bool RayMarch(vec3 RayOrigin, vec3 RayDirection, out vec3 Position) { float Traveled = 0.0; while (Traveled < MaxTravelDistance) { Position = RayDirection * Traveled + RayOrigin; float Guess = SignedDistanceFunction(Position); if (Guess <= 0.0) { return true; } else { Traveled += Guess; } } return false; }

Congrats! Now you know how sphere tracing works.

Sphere tracing requires very few iterations when the ray hits an object dead-on and does not fly by something. Hiting an object at an accute angle, or running parallel to an object without hitting it requires substantially more iterations to calculate.

## SDF Raymarching Algorithm: "Coverage Search"

The "coverage search" algorithm is a SDF raymarching algorithm I came up with in an effort to try to solve ray hit/miss in fewer iterations than sphere tracing.

For this, you need the ray origin and ray direction as before, but also an estimated start and end travel distance (such as from the ray intersection with a simple bounding volume).

The algorithm starts in the middle of the bounds, calculates the signed distance for that point. From there, we determine the coverage along the ray of that sample, which gives us a start and end travel distance, and we note the sign returned by the distance function.

From here, we take the mid point between the ray's start travel distance and the coverage span's start distance to produce a new point to plug into the signed distance function. Then we use that to produce a new coverage span, and recurse until the ray's start travel distance is subsumed by a coverage span.

At this point, we either have enough information to determine where the ray hit was if it occured before the mid point. Otherwise we have to repeat the same process from the middle to the end of the ray.

Here is a GLSL-flavored pseudocode implementation:

struct Coverage { float Low; float High; int Sign; }; bool CoverageSearch(vec3 RayOrigin, vec3 RayDirection, float TravelStart, float TravelEnd, out vec3 Position) { float PivotTravel = (TravelStart + TravelEnd) * 0.5; float PivotRadius = SignedDistanceFunction(RayDirection * PivotTravel + RayOrigin); Stack.Push(Coverage(TravelEnd, TravelEnd, 0)); Stack.Push(Coverage(PivotTravel - abs(PivotRadius), PivotTravel + abs(PivotRadius), sign(PivotRadius))); Coverage Cursor = Coverage(TravelStart, TravelStart, 0); while(Stack.Size() > 0) { if (Stack[Top].Low <= Cursor.High) { Cursor = Stack.Pop(); } else { PivotTravel = (Stack[Top].Low + Cursor.High) * 0.5; PivotRadius = SignedDistanceFunction(RayDirection * PivotTravel + RayOrigin); Coverage Next = Coverage(PivotTravel - abs(PivotRadius), PivotTravel + abs(PivotRadius), sign(PivotRadius)); if (abs(Stack[Top].Sign + Next.Sign) > 0 && Stack[Top].Low <= Next.High) { Stack[Top].Low = Next.Low; } else { Stack.Push(Next); } } } if (Cursor.Sign == -1) { Position = RayDirection * max(TravelStart, Cursor.Low) + RayOrigin; return true; } else { Position = RayDirection * TravelEnd + RayOrigin;; return false; } }

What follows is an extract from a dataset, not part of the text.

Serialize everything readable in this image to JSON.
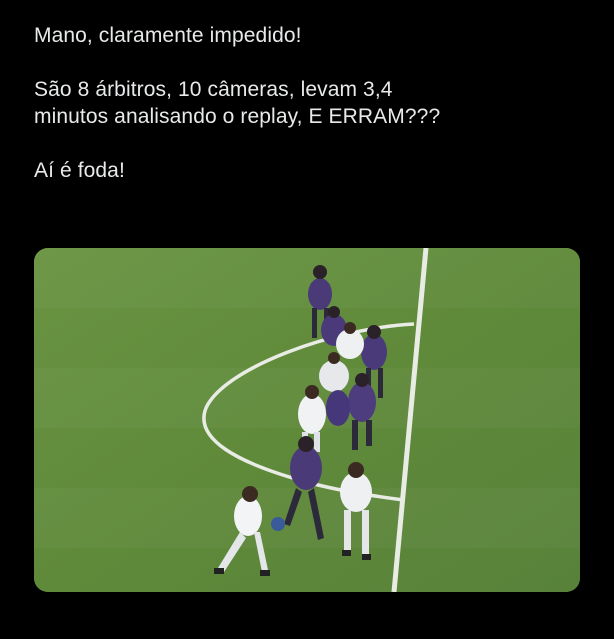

The above hand waves a bit for clarity (eg, the stack would be implemented with a small array), but is reasonably close to a real implementation.

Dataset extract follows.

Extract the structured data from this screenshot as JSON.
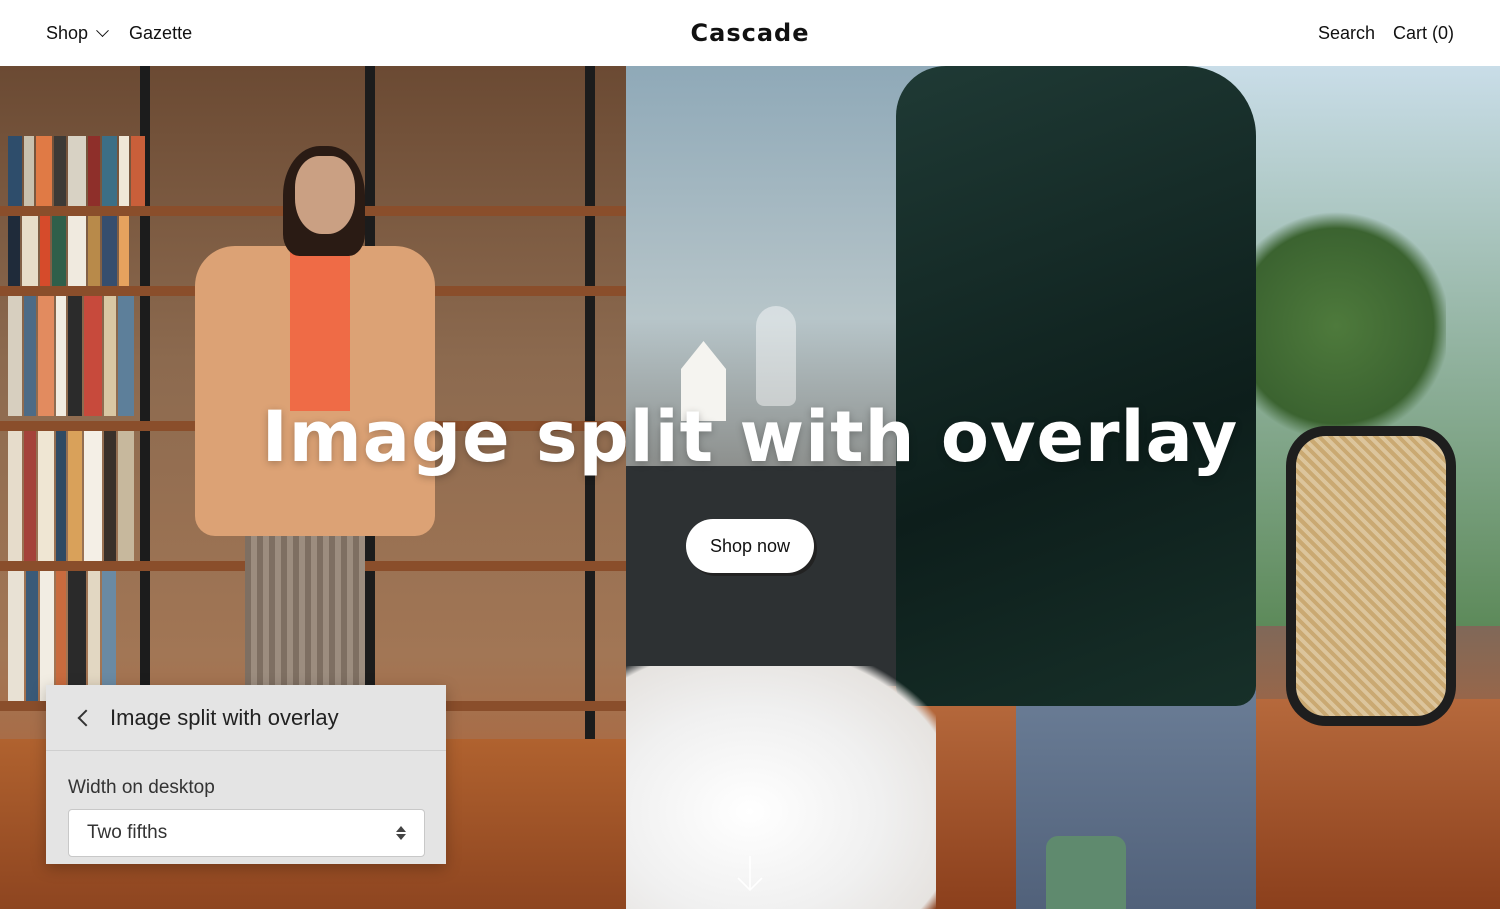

By my analysis, the Coverage Search algorithm should perform about the same (in terms of number of calls to the SignedDistanceFunction in the ideal case, but should result in half as many calls to the function when the average signed distance approaches zero without hitting zero.

In practice? This needs some work yet. In my experimentation so far, the stack's size needs to be about 10 for this to work. My initial (non-shader) implementation for analysis required only a stack of size 4, so I'm not sure where the discrepancy is at the moment. Perhaps there is a bug in my GLSL implementation.

The main problem with this approach is that the stack eats up your shader's occupancy, and this approach is also branchier than the sphere tracing approach. Your SignedDistanceFunction has to be the right kind of expensive for this approach to be worthwhile, and it also depends on the content of your scene. This approach may just be better for environments that are suitable for recursive algorithms, but I haven't tested that yet.